• _DATA_:
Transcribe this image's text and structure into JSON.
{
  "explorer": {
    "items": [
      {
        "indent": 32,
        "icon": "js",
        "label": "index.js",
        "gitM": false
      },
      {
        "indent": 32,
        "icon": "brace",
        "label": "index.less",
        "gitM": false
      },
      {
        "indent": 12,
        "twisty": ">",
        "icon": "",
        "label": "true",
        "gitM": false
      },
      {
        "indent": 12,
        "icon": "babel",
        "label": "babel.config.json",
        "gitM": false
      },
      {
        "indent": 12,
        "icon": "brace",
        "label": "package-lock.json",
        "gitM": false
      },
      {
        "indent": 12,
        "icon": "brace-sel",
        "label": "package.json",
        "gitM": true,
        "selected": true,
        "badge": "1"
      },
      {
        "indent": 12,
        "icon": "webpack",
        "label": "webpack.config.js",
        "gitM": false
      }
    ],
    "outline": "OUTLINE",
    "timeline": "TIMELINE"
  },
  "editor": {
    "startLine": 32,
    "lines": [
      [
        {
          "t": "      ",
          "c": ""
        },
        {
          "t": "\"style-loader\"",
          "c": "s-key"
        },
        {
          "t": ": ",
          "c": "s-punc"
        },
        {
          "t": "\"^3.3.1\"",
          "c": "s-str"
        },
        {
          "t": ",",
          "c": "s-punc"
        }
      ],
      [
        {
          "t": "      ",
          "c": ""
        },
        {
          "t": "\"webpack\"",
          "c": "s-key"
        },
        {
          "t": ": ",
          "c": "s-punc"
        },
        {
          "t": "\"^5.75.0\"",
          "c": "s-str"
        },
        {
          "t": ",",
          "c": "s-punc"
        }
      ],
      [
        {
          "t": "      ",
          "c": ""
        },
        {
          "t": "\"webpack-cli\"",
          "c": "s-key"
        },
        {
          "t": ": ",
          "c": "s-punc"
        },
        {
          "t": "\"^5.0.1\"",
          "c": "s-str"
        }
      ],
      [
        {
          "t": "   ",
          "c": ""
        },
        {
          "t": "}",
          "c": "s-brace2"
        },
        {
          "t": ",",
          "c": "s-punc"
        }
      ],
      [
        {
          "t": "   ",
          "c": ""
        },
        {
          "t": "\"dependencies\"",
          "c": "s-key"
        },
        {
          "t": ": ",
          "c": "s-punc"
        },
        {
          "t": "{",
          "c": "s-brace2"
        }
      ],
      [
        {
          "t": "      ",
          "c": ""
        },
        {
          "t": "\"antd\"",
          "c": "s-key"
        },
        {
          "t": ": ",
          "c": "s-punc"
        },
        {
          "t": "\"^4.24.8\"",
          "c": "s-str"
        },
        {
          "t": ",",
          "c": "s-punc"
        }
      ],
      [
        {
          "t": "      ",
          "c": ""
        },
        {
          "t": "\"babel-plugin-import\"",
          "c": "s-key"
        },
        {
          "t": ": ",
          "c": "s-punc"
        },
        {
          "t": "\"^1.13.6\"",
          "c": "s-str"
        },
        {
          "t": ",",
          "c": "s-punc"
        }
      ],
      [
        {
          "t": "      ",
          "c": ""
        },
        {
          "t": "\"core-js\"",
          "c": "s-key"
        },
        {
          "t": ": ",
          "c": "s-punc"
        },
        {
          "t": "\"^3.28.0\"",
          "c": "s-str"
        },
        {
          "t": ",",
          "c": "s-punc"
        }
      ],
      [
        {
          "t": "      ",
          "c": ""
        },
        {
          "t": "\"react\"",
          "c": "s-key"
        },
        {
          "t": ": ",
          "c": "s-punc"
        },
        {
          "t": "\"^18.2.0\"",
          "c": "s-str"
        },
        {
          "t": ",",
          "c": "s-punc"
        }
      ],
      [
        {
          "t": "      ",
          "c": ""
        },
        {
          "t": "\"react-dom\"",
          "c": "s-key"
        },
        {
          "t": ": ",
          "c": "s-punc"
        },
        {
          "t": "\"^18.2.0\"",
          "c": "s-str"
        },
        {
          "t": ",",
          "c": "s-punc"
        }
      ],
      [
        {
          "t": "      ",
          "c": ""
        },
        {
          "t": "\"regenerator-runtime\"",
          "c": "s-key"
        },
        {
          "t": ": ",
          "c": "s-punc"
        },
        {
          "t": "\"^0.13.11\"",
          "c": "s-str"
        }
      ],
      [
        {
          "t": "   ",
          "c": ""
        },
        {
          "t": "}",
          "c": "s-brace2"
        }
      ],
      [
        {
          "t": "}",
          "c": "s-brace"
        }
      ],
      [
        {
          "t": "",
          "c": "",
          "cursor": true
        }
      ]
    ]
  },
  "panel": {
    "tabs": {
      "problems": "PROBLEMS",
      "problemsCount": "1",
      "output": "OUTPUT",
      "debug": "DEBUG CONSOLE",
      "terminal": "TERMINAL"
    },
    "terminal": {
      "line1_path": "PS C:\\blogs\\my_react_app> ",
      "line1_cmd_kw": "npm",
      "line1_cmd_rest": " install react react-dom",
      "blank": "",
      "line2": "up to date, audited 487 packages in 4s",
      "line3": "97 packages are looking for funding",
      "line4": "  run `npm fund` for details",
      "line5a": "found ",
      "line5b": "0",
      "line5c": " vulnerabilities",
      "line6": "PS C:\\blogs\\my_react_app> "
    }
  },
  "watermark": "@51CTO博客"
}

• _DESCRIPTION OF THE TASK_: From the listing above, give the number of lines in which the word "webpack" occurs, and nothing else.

• _WRITTEN SOLUTION_: 4